There was also the chase scene and the number of times it was filmed. There were conversations about whether or not you could sit in the canoe with the lead character, and what would we do if someone fell into the water, which wasn’t the cleanest.
How did you decide on the cast and talent behind the cameras on The Ghost and the House of Truth?
I met Akin Omotoso, the director, about 10 years ago. We had worked on an advert in South Africa together and got talking about film. Then a mutual friend said they had a project they’d like us to work on. We did about two weeks of rehearsals for it, but it got too complicated with rewrites and back and forths. Then Branwen Okpako’s screenplay for ‘A Hotel Called Memory’ landed, and that was our first movie together.
Akin and I are always having conversations on who we’d like to use for our projects. We’d go into the cinema and watch films together and discuss who we’ve seen on screen that we like.
For Kate Henshaw’s role in ‘The Ghost in the House of Truth’, initially, it had been written for a man. Akin said that because the woman in the movie (Bola Ogun) lost her daughter, perhaps it would be better if we had the character of the police officer as a woman instead of a man, and I agreed. He said. “I have someone in mind already” and I said, “I also have someone in mind,” and we both said at the same time! It was Kate or no one else to play that role.
Then we found Susan Wokoma, who’s based in the UK, to play the part of Bola. We were supported by casting director, Lala Akindoju, who also served as one of the associate producers on the film.
What’s the international response to the film been like?
We’ve just finished at Film Africa in the UK, where we were for the opening film. We were in Brazil before that and there will be other film festivals. As to the entry for the Oscars, why not? Of course, we’re on Showmax as well, and we’re looking forward to even more people in Africa seeing it.
Can we expect you back on our screens in an acting role anytime soon?
I’ve been wearing my executive producer hat so firmly that I’m almost blocking out signals for anything else.
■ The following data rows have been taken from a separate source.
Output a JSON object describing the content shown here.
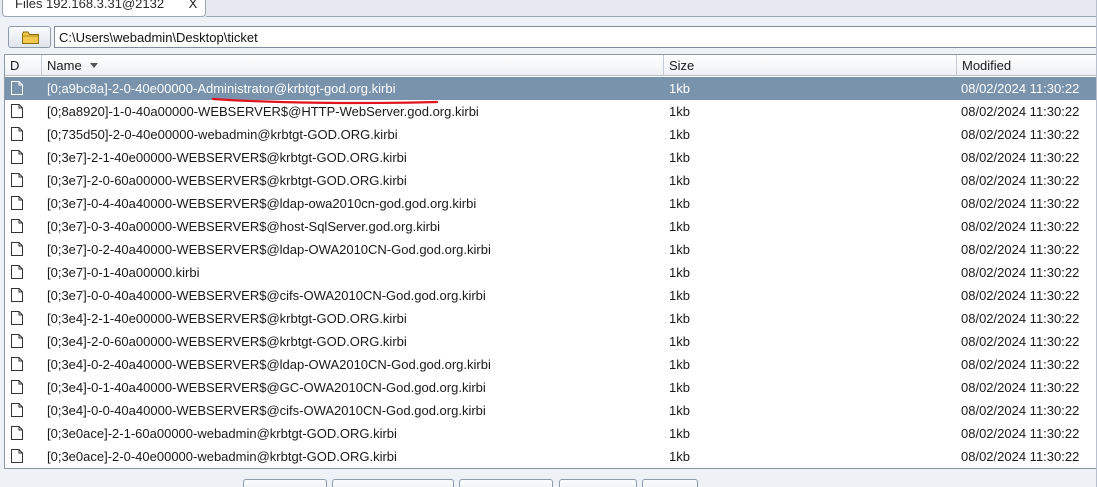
{
  "tab": {
    "title": "Files 192.168.3.31@2132",
    "close_label": "X"
  },
  "pathbar": {
    "path": "C:\\Users\\webadmin\\Desktop\\ticket"
  },
  "table": {
    "headers": {
      "d": "D",
      "name": "Name",
      "size": "Size",
      "modified": "Modified"
    },
    "rows": [
      {
        "name": "[0;a9bc8a]-2-0-40e00000-Administrator@krbtgt-god.org.kirbi",
        "size": "1kb",
        "modified": "08/02/2024 11:30:22",
        "selected": true
      },
      {
        "name": "[0;8a8920]-1-0-40a00000-WEBSERVER$@HTTP-WebServer.god.org.kirbi",
        "size": "1kb",
        "modified": "08/02/2024 11:30:22"
      },
      {
        "name": "[0;735d50]-2-0-40e00000-webadmin@krbtgt-GOD.ORG.kirbi",
        "size": "1kb",
        "modified": "08/02/2024 11:30:22"
      },
      {
        "name": "[0;3e7]-2-1-40e00000-WEBSERVER$@krbtgt-GOD.ORG.kirbi",
        "size": "1kb",
        "modified": "08/02/2024 11:30:22"
      },
      {
        "name": "[0;3e7]-2-0-60a00000-WEBSERVER$@krbtgt-GOD.ORG.kirbi",
        "size": "1kb",
        "modified": "08/02/2024 11:30:22"
      },
      {
        "name": "[0;3e7]-0-4-40a40000-WEBSERVER$@ldap-owa2010cn-god.god.org.kirbi",
        "size": "1kb",
        "modified": "08/02/2024 11:30:22"
      },
      {
        "name": "[0;3e7]-0-3-40a00000-WEBSERVER$@host-SqlServer.god.org.kirbi",
        "size": "1kb",
        "modified": "08/02/2024 11:30:22"
      },
      {
        "name": "[0;3e7]-0-2-40a40000-WEBSERVER$@ldap-OWA2010CN-God.god.org.kirbi",
        "size": "1kb",
        "modified": "08/02/2024 11:30:22"
      },
      {
        "name": "[0;3e7]-0-1-40a00000.kirbi",
        "size": "1kb",
        "modified": "08/02/2024 11:30:22"
      },
      {
        "name": "[0;3e7]-0-0-40a40000-WEBSERVER$@cifs-OWA2010CN-God.god.org.kirbi",
        "size": "1kb",
        "modified": "08/02/2024 11:30:22"
      },
      {
        "name": "[0;3e4]-2-1-40e00000-WEBSERVER$@krbtgt-GOD.ORG.kirbi",
        "size": "1kb",
        "modified": "08/02/2024 11:30:22"
      },
      {
        "name": "[0;3e4]-2-0-60a00000-WEBSERVER$@krbtgt-GOD.ORG.kirbi",
        "size": "1kb",
        "modified": "08/02/2024 11:30:22"
      },
      {
        "name": "[0;3e4]-0-2-40a40000-WEBSERVER$@ldap-OWA2010CN-God.god.org.kirbi",
        "size": "1kb",
        "modified": "08/02/2024 11:30:22"
      },
      {
        "name": "[0;3e4]-0-1-40a40000-WEBSERVER$@GC-OWA2010CN-God.god.org.kirbi",
        "size": "1kb",
        "modified": "08/02/2024 11:30:22"
      },
      {
        "name": "[0;3e4]-0-0-40a40000-WEBSERVER$@cifs-OWA2010CN-God.god.org.kirbi",
        "size": "1kb",
        "modified": "08/02/2024 11:30:22"
      },
      {
        "name": "[0;3e0ace]-2-1-60a00000-webadmin@krbtgt-GOD.ORG.kirbi",
        "size": "1kb",
        "modified": "08/02/2024 11:30:22"
      },
      {
        "name": "[0;3e0ace]-2-0-40e00000-webadmin@krbtgt-GOD.ORG.kirbi",
        "size": "1kb",
        "modified": "08/02/2024 11:30:22"
      }
    ]
  },
  "colors": {
    "selected_row": "#7a93ad",
    "underline_annotation": "#e0141c"
  }
}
I’m still looking for that perfect role for me, the kind of script you read and just think, “This is it!” When I read it, I’ll know.
Can we expect a reboot of any of the classics you’ve been in?
I don’t know. With Amaka Igwe’s films obviously, that’s her property, so it’s really a case of whatever her estate decides. Like everybody else, I’m looking forward to seeing it. They’ve done ‘Rattlesnake’, which is coming out soon, so who knows?
Based on your silent movie, ‘A Hotel Called Memory’, and now detective thriller, ‘The Ghost and the House of Truth’, can we expect to see more stereotype-defying projects from you?
Yes, I am on a quest to make movies that question the established norm in Nigeria because I don’t think there should be an established norm, I think that it should be that we’re making all sorts of films telling authentic African stories.